DATA FOR THE TASK section start

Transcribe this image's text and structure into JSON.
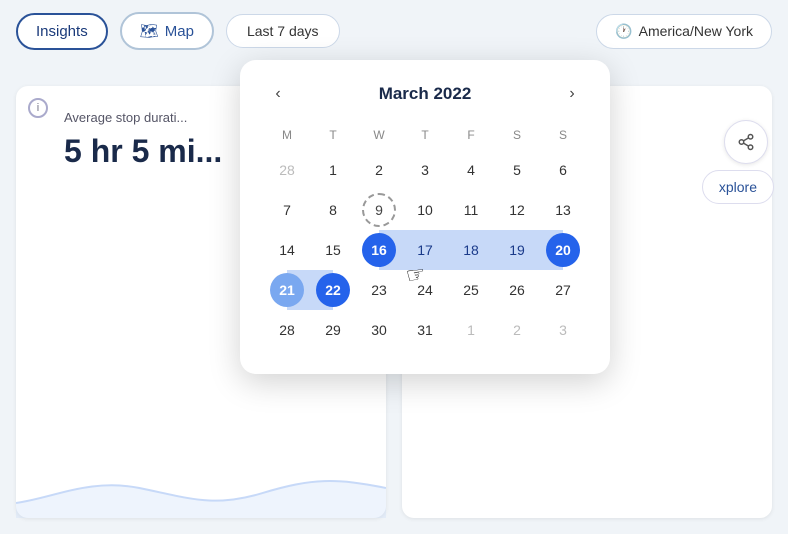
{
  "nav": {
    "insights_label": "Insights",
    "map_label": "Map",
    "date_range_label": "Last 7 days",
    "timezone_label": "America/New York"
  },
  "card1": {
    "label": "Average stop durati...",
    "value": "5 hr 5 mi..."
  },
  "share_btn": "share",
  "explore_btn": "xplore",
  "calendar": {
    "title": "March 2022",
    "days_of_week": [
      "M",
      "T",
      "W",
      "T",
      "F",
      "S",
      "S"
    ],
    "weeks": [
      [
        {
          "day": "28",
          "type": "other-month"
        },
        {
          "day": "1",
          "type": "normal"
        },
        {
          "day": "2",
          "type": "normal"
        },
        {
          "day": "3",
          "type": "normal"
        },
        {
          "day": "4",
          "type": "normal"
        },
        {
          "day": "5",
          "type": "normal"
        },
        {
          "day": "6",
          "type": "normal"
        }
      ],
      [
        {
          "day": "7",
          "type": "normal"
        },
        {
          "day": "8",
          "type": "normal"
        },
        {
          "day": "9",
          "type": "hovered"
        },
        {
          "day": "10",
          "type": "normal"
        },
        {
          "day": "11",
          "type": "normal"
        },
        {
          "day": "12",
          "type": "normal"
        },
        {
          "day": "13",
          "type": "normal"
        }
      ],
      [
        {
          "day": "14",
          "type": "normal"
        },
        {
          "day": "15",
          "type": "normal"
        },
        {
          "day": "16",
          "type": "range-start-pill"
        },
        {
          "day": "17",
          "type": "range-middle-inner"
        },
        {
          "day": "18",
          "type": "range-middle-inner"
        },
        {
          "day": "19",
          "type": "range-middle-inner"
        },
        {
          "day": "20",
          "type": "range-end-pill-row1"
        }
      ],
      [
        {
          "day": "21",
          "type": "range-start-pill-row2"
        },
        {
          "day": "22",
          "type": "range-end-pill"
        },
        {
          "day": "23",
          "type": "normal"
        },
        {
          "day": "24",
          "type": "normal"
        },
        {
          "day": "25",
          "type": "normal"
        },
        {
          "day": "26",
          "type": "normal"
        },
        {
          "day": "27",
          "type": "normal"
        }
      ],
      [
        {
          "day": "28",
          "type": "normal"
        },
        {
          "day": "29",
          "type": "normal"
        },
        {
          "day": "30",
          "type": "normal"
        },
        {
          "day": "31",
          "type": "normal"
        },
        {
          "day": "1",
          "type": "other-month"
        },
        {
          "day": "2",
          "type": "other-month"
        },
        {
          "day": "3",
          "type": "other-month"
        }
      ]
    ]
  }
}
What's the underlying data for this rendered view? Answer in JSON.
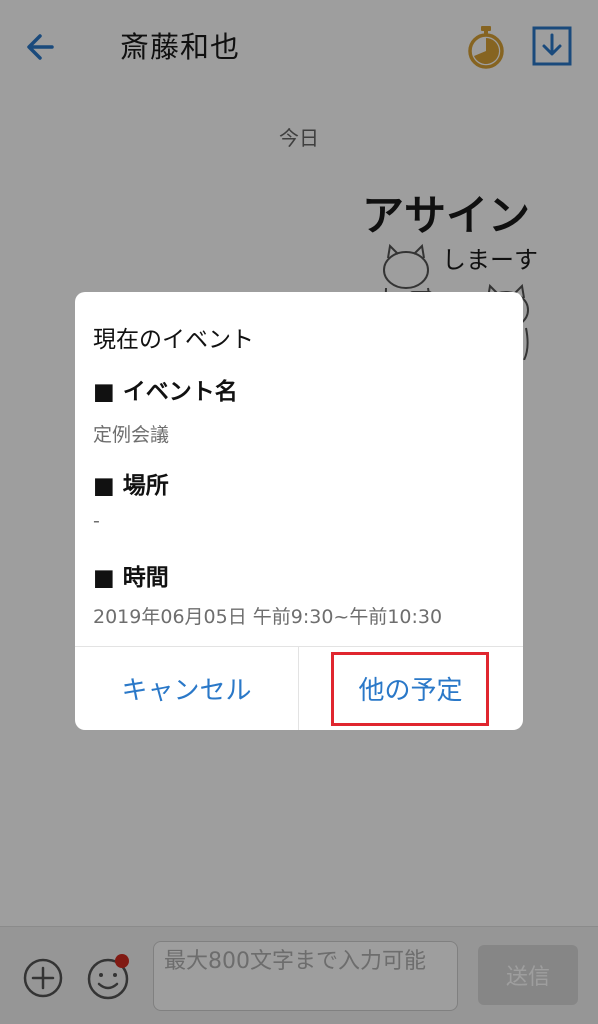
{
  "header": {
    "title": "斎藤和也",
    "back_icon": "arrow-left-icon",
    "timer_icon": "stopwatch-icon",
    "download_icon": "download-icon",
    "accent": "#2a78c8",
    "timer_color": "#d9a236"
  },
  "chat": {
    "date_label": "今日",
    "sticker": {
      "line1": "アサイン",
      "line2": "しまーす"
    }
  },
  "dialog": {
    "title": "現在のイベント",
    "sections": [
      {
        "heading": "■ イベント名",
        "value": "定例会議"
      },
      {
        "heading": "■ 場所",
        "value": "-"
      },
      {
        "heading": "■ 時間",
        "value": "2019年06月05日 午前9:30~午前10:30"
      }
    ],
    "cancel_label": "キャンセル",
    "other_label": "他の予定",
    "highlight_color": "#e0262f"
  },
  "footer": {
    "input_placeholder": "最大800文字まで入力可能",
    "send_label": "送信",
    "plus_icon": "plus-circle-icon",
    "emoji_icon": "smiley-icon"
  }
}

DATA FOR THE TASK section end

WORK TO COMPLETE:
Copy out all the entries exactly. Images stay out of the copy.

EXPECTED ANSWER:
Transcribe this image's text and structure into JSON.
{
  "nav": {
    "insights_label": "Insights",
    "map_label": "Map",
    "date_range_label": "Last 7 days",
    "timezone_label": "America/New York"
  },
  "card1": {
    "label": "Average stop durati...",
    "value": "5 hr 5 mi..."
  },
  "share_btn": "share",
  "explore_btn": "xplore",
  "calendar": {
    "title": "March 2022",
    "days_of_week": [
      "M",
      "T",
      "W",
      "T",
      "F",
      "S",
      "S"
    ],
    "weeks": [
      [
        {
          "day": "28",
          "type": "other-month"
        },
        {
          "day": "1",
          "type": "normal"
        },
        {
          "day": "2",
          "type": "normal"
        },
        {
          "day": "3",
          "type": "normal"
        },
        {
          "day": "4",
          "type": "normal"
        },
        {
          "day": "5",
          "type": "normal"
        },
        {
          "day": "6",
          "type": "normal"
        }
      ],
      [
        {
          "day": "7",
          "type": "normal"
        },
        {
          "day": "8",
          "type": "normal"
        },
        {
          "day": "9",
          "type": "hovered"
        },
        {
          "day": "10",
          "type": "normal"
        },
        {
          "day": "11",
          "type": "normal"
        },
        {
          "day": "12",
          "type": "normal"
        },
        {
          "day": "13",
          "type": "normal"
        }
      ],
      [
        {
          "day": "14",
          "type": "normal"
        },
        {
          "day": "15",
          "type": "normal"
        },
        {
          "day": "16",
          "type": "range-start-pill"
        },
        {
          "day": "17",
          "type": "range-middle-inner"
        },
        {
          "day": "18",
          "type": "range-middle-inner"
        },
        {
          "day": "19",
          "type": "range-middle-inner"
        },
        {
          "day": "20",
          "type": "range-end-pill-row1"
        }
      ],
      [
        {
          "day": "21",
          "type": "range-start-pill-row2"
        },
        {
          "day": "22",
          "type": "range-end-pill"
        },
        {
          "day": "23",
          "type": "normal"
        },
        {
          "day": "24",
          "type": "normal"
        },
        {
          "day": "25",
          "type": "normal"
        },
        {
          "day": "26",
          "type": "normal"
        },
        {
          "day": "27",
          "type": "normal"
        }
      ],
      [
        {
          "day": "28",
          "type": "normal"
        },
        {
          "day": "29",
          "type": "normal"
        },
        {
          "day": "30",
          "type": "normal"
        },
        {
          "day": "31",
          "type": "normal"
        },
        {
          "day": "1",
          "type": "other-month"
        },
        {
          "day": "2",
          "type": "other-month"
        },
        {
          "day": "3",
          "type": "other-month"
        }
      ]
    ]
  }
}
What's the underlying data for this rendered view? Answer in JSON.
{
  "header": {
    "title": "斎藤和也",
    "back_icon": "arrow-left-icon",
    "timer_icon": "stopwatch-icon",
    "download_icon": "download-icon",
    "accent": "#2a78c8",
    "timer_color": "#d9a236"
  },
  "chat": {
    "date_label": "今日",
    "sticker": {
      "line1": "アサイン",
      "line2": "しまーす"
    }
  },
  "dialog": {
    "title": "現在のイベント",
    "sections": [
      {
        "heading": "■ イベント名",
        "value": "定例会議"
      },
      {
        "heading": "■ 場所",
        "value": "-"
      },
      {
        "heading": "■ 時間",
        "value": "2019年06月05日 午前9:30~午前10:30"
      }
    ],
    "cancel_label": "キャンセル",
    "other_label": "他の予定",
    "highlight_color": "#e0262f"
  },
  "footer": {
    "input_placeholder": "最大800文字まで入力可能",
    "send_label": "送信",
    "plus_icon": "plus-circle-icon",
    "emoji_icon": "smiley-icon"
  }
}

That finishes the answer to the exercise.